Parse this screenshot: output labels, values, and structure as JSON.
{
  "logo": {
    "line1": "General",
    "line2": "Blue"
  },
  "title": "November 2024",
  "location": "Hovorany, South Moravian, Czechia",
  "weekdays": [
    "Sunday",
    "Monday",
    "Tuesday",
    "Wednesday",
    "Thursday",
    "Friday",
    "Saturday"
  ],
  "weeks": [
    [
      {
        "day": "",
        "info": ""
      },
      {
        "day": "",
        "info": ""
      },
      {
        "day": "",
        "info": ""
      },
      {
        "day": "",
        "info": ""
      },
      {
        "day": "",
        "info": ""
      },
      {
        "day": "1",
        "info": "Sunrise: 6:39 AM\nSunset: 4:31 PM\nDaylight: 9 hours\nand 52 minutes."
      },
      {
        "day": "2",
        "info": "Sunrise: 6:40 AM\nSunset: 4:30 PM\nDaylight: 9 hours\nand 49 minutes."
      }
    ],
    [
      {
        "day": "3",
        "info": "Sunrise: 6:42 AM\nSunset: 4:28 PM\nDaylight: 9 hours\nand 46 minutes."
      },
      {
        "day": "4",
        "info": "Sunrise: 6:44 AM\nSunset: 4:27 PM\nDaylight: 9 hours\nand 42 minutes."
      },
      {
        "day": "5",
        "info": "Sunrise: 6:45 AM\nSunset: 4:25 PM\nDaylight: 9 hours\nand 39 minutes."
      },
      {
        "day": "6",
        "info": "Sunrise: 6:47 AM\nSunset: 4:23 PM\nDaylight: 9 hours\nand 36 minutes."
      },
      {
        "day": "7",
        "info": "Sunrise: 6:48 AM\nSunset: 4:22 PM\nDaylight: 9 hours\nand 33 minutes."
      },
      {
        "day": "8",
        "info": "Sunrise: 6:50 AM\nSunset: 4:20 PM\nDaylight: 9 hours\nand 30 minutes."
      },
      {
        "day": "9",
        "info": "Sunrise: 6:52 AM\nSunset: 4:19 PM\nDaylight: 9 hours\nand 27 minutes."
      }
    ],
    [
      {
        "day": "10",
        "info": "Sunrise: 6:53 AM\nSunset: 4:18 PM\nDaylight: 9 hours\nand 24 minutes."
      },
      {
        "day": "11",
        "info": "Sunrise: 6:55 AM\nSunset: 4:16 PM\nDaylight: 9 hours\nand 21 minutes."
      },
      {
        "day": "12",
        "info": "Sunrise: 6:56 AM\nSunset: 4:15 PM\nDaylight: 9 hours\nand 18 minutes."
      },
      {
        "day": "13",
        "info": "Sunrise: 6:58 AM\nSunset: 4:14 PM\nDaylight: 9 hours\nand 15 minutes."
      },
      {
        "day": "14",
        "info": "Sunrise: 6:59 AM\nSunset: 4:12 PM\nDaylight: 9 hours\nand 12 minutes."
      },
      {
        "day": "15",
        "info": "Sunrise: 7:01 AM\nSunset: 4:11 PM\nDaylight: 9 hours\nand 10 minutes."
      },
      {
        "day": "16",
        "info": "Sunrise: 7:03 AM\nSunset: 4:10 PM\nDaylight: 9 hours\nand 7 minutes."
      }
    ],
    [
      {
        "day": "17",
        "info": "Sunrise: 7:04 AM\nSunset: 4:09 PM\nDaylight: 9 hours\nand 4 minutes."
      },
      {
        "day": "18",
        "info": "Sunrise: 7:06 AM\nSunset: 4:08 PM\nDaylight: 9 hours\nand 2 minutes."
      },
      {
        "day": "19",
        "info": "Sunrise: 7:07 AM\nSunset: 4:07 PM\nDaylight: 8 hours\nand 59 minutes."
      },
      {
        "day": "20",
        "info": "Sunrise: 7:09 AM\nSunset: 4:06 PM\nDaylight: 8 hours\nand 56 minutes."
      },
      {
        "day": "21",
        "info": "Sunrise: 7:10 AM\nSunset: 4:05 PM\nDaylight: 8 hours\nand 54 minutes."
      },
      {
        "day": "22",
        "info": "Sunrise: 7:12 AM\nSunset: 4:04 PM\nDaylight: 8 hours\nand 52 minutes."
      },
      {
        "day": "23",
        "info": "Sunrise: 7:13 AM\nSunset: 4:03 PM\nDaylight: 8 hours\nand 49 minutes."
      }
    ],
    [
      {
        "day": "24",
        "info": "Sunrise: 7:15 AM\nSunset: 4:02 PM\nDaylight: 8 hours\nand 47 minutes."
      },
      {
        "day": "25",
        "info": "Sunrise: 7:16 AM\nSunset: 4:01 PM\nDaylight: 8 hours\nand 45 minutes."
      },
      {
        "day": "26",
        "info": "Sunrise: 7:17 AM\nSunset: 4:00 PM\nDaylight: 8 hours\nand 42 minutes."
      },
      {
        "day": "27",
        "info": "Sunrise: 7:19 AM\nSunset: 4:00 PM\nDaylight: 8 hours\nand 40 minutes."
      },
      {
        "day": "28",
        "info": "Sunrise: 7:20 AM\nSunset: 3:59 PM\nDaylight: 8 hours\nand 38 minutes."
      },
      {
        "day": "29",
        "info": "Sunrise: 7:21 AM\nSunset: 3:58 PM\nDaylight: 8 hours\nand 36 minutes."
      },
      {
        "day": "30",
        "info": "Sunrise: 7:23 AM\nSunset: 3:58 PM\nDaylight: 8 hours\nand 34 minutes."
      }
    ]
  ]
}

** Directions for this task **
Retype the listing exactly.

** Task result **
Parse this screenshot: output labels, values, and structure as JSON.
{
  "logo": {
    "line1": "General",
    "line2": "Blue"
  },
  "title": "November 2024",
  "location": "Hovorany, South Moravian, Czechia",
  "weekdays": [
    "Sunday",
    "Monday",
    "Tuesday",
    "Wednesday",
    "Thursday",
    "Friday",
    "Saturday"
  ],
  "weeks": [
    [
      {
        "day": "",
        "info": ""
      },
      {
        "day": "",
        "info": ""
      },
      {
        "day": "",
        "info": ""
      },
      {
        "day": "",
        "info": ""
      },
      {
        "day": "",
        "info": ""
      },
      {
        "day": "1",
        "info": "Sunrise: 6:39 AM\nSunset: 4:31 PM\nDaylight: 9 hours\nand 52 minutes."
      },
      {
        "day": "2",
        "info": "Sunrise: 6:40 AM\nSunset: 4:30 PM\nDaylight: 9 hours\nand 49 minutes."
      }
    ],
    [
      {
        "day": "3",
        "info": "Sunrise: 6:42 AM\nSunset: 4:28 PM\nDaylight: 9 hours\nand 46 minutes."
      },
      {
        "day": "4",
        "info": "Sunrise: 6:44 AM\nSunset: 4:27 PM\nDaylight: 9 hours\nand 42 minutes."
      },
      {
        "day": "5",
        "info": "Sunrise: 6:45 AM\nSunset: 4:25 PM\nDaylight: 9 hours\nand 39 minutes."
      },
      {
        "day": "6",
        "info": "Sunrise: 6:47 AM\nSunset: 4:23 PM\nDaylight: 9 hours\nand 36 minutes."
      },
      {
        "day": "7",
        "info": "Sunrise: 6:48 AM\nSunset: 4:22 PM\nDaylight: 9 hours\nand 33 minutes."
      },
      {
        "day": "8",
        "info": "Sunrise: 6:50 AM\nSunset: 4:20 PM\nDaylight: 9 hours\nand 30 minutes."
      },
      {
        "day": "9",
        "info": "Sunrise: 6:52 AM\nSunset: 4:19 PM\nDaylight: 9 hours\nand 27 minutes."
      }
    ],
    [
      {
        "day": "10",
        "info": "Sunrise: 6:53 AM\nSunset: 4:18 PM\nDaylight: 9 hours\nand 24 minutes."
      },
      {
        "day": "11",
        "info": "Sunrise: 6:55 AM\nSunset: 4:16 PM\nDaylight: 9 hours\nand 21 minutes."
      },
      {
        "day": "12",
        "info": "Sunrise: 6:56 AM\nSunset: 4:15 PM\nDaylight: 9 hours\nand 18 minutes."
      },
      {
        "day": "13",
        "info": "Sunrise: 6:58 AM\nSunset: 4:14 PM\nDaylight: 9 hours\nand 15 minutes."
      },
      {
        "day": "14",
        "info": "Sunrise: 6:59 AM\nSunset: 4:12 PM\nDaylight: 9 hours\nand 12 minutes."
      },
      {
        "day": "15",
        "info": "Sunrise: 7:01 AM\nSunset: 4:11 PM\nDaylight: 9 hours\nand 10 minutes."
      },
      {
        "day": "16",
        "info": "Sunrise: 7:03 AM\nSunset: 4:10 PM\nDaylight: 9 hours\nand 7 minutes."
      }
    ],
    [
      {
        "day": "17",
        "info": "Sunrise: 7:04 AM\nSunset: 4:09 PM\nDaylight: 9 hours\nand 4 minutes."
      },
      {
        "day": "18",
        "info": "Sunrise: 7:06 AM\nSunset: 4:08 PM\nDaylight: 9 hours\nand 2 minutes."
      },
      {
        "day": "19",
        "info": "Sunrise: 7:07 AM\nSunset: 4:07 PM\nDaylight: 8 hours\nand 59 minutes."
      },
      {
        "day": "20",
        "info": "Sunrise: 7:09 AM\nSunset: 4:06 PM\nDaylight: 8 hours\nand 56 minutes."
      },
      {
        "day": "21",
        "info": "Sunrise: 7:10 AM\nSunset: 4:05 PM\nDaylight: 8 hours\nand 54 minutes."
      },
      {
        "day": "22",
        "info": "Sunrise: 7:12 AM\nSunset: 4:04 PM\nDaylight: 8 hours\nand 52 minutes."
      },
      {
        "day": "23",
        "info": "Sunrise: 7:13 AM\nSunset: 4:03 PM\nDaylight: 8 hours\nand 49 minutes."
      }
    ],
    [
      {
        "day": "24",
        "info": "Sunrise: 7:15 AM\nSunset: 4:02 PM\nDaylight: 8 hours\nand 47 minutes."
      },
      {
        "day": "25",
        "info": "Sunrise: 7:16 AM\nSunset: 4:01 PM\nDaylight: 8 hours\nand 45 minutes."
      },
      {
        "day": "26",
        "info": "Sunrise: 7:17 AM\nSunset: 4:00 PM\nDaylight: 8 hours\nand 42 minutes."
      },
      {
        "day": "27",
        "info": "Sunrise: 7:19 AM\nSunset: 4:00 PM\nDaylight: 8 hours\nand 40 minutes."
      },
      {
        "day": "28",
        "info": "Sunrise: 7:20 AM\nSunset: 3:59 PM\nDaylight: 8 hours\nand 38 minutes."
      },
      {
        "day": "29",
        "info": "Sunrise: 7:21 AM\nSunset: 3:58 PM\nDaylight: 8 hours\nand 36 minutes."
      },
      {
        "day": "30",
        "info": "Sunrise: 7:23 AM\nSunset: 3:58 PM\nDaylight: 8 hours\nand 34 minutes."
      }
    ]
  ]
}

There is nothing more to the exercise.